Basketball New Zealand (BBNZ) and the Sal’s NBL are delighted to recognise a recent milestone by referee Melony O’Connor, who last week officiated her 400th game in the Sal’s NBL.
It has taken Melony twenty years of hard work to achieve this feat, which places her third all-time in games refereed - behind stalwarts Dallas Pickering and Stan Battock – and has seen her earn NBL Referee of the Year Awards in 2012 and 2021 and officiate in eight NBL Finals series.
It’s also part of a wider 35-year refereeing career for Melony, which has seen her officiate thousands of games at all levels. Outside of her on-court refereeing, Melony is also actively involved in the development of current and future referees, having worked in the referee space with BBNZ over the last ten years.
Melony says that she while appreciates the milestone, she is also aware of both the sacrifice and support involved in her achieving it.
“I’m delighted that I’ve reached this milestone, but it has come with a lot of hard work and a lot of support along the way, which of course I’m thrilled to have; it’s taken not only 20 years of my life, but my children’s and my family’s life,” says Melony.
“I’ve been fortunate that the father of my children has been extremely supportive throughout my 20 years in the league, and his co-parenting enabled me to travel around the country as a referee.
“For my children, who are now independent adults, a large part of their childhood was spent in stadiums - however with that came the bonus of them getting to meet a lot of fantastic players. I’m grateful for the opportunities that those who have put teams on the court and kept the NBL running, have not only given to me, but to my family.
“Throughout my career, I have grasped every opportunity provided to me to referee and as a mother which has often meant a lot of juggling. I can remember many times when I’ve been at netball or rugby with my children for the morning, then gone on to referee a game a few hours later.”
Melony says that her achieving this feat as a woman – in what she describes as a ‘a male-dominated environment’ - is not lost on her at all.
“For me it’s been a positive experience overall, and I’m thankful for the great support and friendships I’ve made over the years. However, there’s also been one or two along the way who were not always so supportive of me as a female official, and at times it took a lot of determination and perseverance to continue refereeing.
“Basketball has been rewarding to me, and I’m thankful for the personal growth and development that it has, through refereeing, provided me. Ultimately I continue to referee as I love the game - if I wasn’t refereeing then I’d likely be involved in some other capacity within the sport; so I’m thankful to BBNZ, the teams and their players, and to my fellow referees for their part in me getting to where I am today.”
BBNZ Chief Executive, Dillon Boucher – who presented Melony with a plaque in recognition of her 400th game at an NBL game on Monday - says she is a credit to the referee ranks and an inspiration to younger women in the sporting sector.

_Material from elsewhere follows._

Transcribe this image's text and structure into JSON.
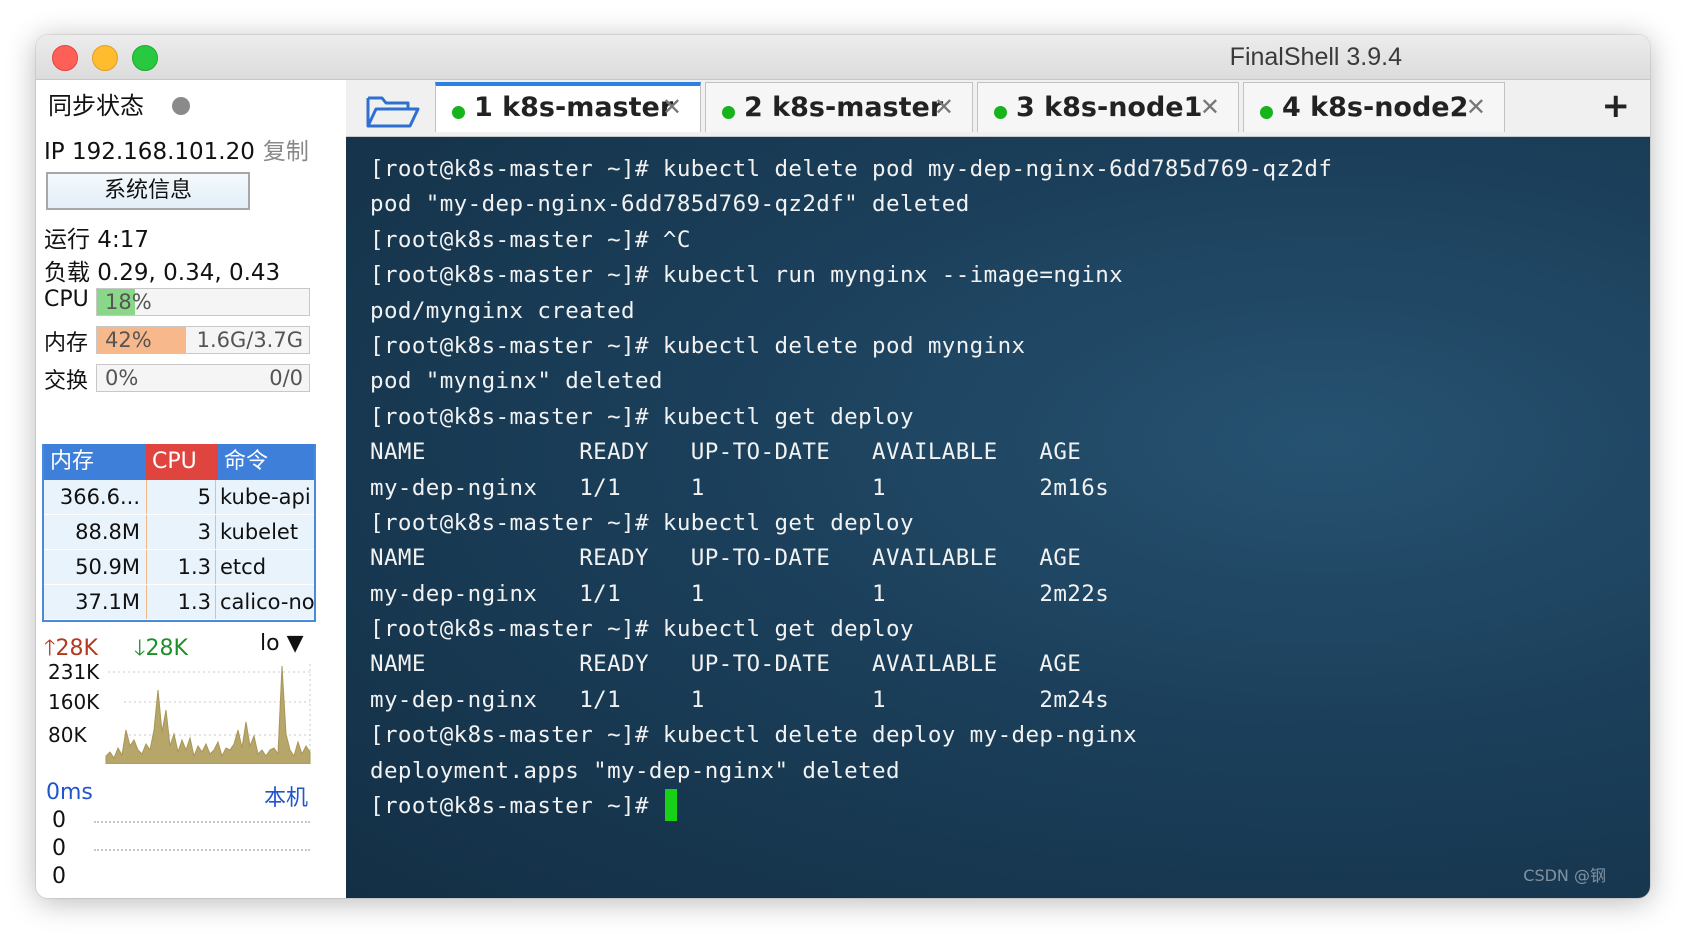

“Melony has worked hard over the past 20 years to get to where she is, and she is respected by not only her peers but by the players, the coaches and the fans,” says Boucher.
“400 NBL games is a huge achievement and it’s a testament to Mel’s ability as a referee that she’s achieved this. She’s a role model not just to the younger officials coming up through the ranks, but to females looking to get involved in basketball as a player, referee, coach or support crew.”
Melony says that for aspiring female referees, she advises them to be confident and to grasp whatever opportunities are provided to them.
“Today I see a lot of opportunities directly for female referees, which I never had. While I think it’s fantastic to see this, I believe that as females we should use these as an opportunity to empower ourselves to work hard and prove we’re just as capable as our male counterparts.
“Confidence is important, but I believe that one of the biggest attributes you can have as a referee is kindness. There are perceptions of what referees are, that they’re control freaks or crave power, but whether you’re playing or refereeing then the main thing is to be a good person on and off the court - and that needs to be reflected in the way you referee.
“I tell the young female officials to just to take the opportunities provided to them and to prove you belong there, that you’re there because you’re a referee and not just because you’re a female.”